A road collapsed following Hurricane Ike, Sept. 15, 2008, in Galveston, Texas. The storm produced tropical-storm-force winds extending 275 miles and made landfall as a Category 2 hurricane in Texas and then con...
Photo Credit: Scott Olson/Getty Images
Homes in the Rockaway neighborhood were damaged during Hurricane Sandy, Oct. 31, 2012, in the Queens borough of New York. The tropical cyclone merged with another system creating an extra-tropical cyclone, thus...
Photo Credit: Spencer Platt/Getty Images
A roller coaster sits in the Atlantic Ocean after the Fun Town pier it sat on was destroyed by Superstorm Sandy, Nov. 1, 2012, in Seaside Heights, New Jersey.
Photo Credit: Mark Wilson/Getty Images
Branches litter an alley as a result of Hurricane Irene, Aug. 28, 2011, in Virginia Beach, Virginia. The Category 1 hurricane struck the Outer Banks in North Carolina first, weakened, struck New Jersey and the...
Photo Credit: Brendan Hoffman/Getty Images
Rescue boats fill a flooded street as people are evacuated from rising water after Hurricane Harvey, Aug. 28, 2017, in Houston. Making landfall in Texas on Aug. 25, Harvey was the first major hurricane to hit t...
Photo Credit: David J. Phillip/AP
Floodwaters from Hurricane Irma recede, Sept. 13, 2017, in Middleburg, Fla. A Category 4 hurricane, Irma became the first hurricane to make touch land in Florida since 2004. Due to the amount of damage caused, ...
Photo Credit: Sean Rayford/Getty Images

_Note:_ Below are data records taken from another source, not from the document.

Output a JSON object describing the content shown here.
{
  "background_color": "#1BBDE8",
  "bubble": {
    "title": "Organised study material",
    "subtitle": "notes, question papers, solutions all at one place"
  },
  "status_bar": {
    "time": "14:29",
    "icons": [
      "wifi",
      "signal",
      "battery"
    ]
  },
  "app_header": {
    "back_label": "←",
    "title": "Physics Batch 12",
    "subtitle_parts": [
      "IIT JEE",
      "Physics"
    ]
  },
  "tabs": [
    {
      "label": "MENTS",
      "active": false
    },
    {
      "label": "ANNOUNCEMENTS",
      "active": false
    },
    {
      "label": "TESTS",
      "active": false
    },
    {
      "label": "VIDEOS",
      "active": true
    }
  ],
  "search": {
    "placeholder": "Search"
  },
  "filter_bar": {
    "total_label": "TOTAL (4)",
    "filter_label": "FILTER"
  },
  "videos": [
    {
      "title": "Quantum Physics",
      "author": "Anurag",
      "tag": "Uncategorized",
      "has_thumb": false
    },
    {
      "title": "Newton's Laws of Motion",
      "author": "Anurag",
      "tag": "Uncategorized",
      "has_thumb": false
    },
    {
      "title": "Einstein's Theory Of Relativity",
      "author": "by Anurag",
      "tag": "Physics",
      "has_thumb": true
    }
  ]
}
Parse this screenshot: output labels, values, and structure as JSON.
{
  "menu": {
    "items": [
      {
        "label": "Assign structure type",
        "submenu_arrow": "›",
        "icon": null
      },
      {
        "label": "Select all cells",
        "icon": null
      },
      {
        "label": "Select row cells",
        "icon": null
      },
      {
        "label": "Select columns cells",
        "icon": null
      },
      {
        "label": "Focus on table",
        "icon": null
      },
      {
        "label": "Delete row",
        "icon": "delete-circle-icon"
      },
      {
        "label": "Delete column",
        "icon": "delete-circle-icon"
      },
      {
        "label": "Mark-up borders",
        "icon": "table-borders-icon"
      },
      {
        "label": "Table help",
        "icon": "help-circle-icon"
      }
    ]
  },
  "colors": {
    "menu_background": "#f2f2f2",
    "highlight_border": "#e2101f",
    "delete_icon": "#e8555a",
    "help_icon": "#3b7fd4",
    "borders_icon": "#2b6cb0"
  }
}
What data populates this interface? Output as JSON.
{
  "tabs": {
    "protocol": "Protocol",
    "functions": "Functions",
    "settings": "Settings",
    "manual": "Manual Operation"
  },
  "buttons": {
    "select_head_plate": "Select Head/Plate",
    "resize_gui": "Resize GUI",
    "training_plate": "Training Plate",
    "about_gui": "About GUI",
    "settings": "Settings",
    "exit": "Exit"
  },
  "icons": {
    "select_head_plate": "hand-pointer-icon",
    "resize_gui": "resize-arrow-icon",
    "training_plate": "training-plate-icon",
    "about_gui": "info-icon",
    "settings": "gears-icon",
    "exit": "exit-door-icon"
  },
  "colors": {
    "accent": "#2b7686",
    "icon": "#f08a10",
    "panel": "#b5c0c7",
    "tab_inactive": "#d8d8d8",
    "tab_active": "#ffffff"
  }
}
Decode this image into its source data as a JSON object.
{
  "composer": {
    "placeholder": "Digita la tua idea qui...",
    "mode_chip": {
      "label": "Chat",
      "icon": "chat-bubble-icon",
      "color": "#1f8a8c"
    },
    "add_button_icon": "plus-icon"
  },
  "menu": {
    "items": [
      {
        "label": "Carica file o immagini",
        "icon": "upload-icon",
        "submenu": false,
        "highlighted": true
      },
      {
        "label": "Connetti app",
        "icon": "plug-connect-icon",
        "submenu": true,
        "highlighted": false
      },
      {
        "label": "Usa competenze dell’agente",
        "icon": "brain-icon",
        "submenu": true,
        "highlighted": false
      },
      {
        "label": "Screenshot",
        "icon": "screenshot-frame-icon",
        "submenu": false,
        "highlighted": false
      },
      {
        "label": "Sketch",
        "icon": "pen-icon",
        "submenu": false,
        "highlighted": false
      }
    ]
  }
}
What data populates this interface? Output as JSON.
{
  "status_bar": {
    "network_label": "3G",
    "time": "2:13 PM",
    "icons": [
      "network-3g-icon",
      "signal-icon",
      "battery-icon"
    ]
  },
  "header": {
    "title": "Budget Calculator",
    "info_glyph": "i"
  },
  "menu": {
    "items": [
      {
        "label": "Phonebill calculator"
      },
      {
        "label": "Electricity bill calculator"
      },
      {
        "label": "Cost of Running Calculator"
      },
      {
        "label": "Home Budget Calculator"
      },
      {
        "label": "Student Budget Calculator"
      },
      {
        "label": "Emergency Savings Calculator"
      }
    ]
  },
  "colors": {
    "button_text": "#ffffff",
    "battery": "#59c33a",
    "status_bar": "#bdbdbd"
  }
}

An aerial view shows the flooded neighborhood of Juana Matos in the aftermath of Hurricane Maria in Catano, Puerto Rico, Sept. 22, 2017. The storm has left 97% of the island's 3.4 million residents without elec...
Photo Credit: Ricardo Arduengo/AFP/Getty Images
Isaac is forecast to stay south of Puerto Rico but may bring some rain to the island.
In the eastern Pacific Ocean, forecasters are keeping a close watch on Tropical Storm Paul and Tropical Storm Olivia. Paul is not expected to make landfall but Olivia could threaten Hawaii.
Olivia, which weakened to a tropical storm Monday afternoon, will approach Hawaii Tuesday night into Wednesday.
The storm may bring landslides, up to 20 inches of rain and flash flooding for the Hawaiian Islands.
ABC News' Josh Hoyos, Jason Volack, Amanda Maile and Chris Donato contributed to this report.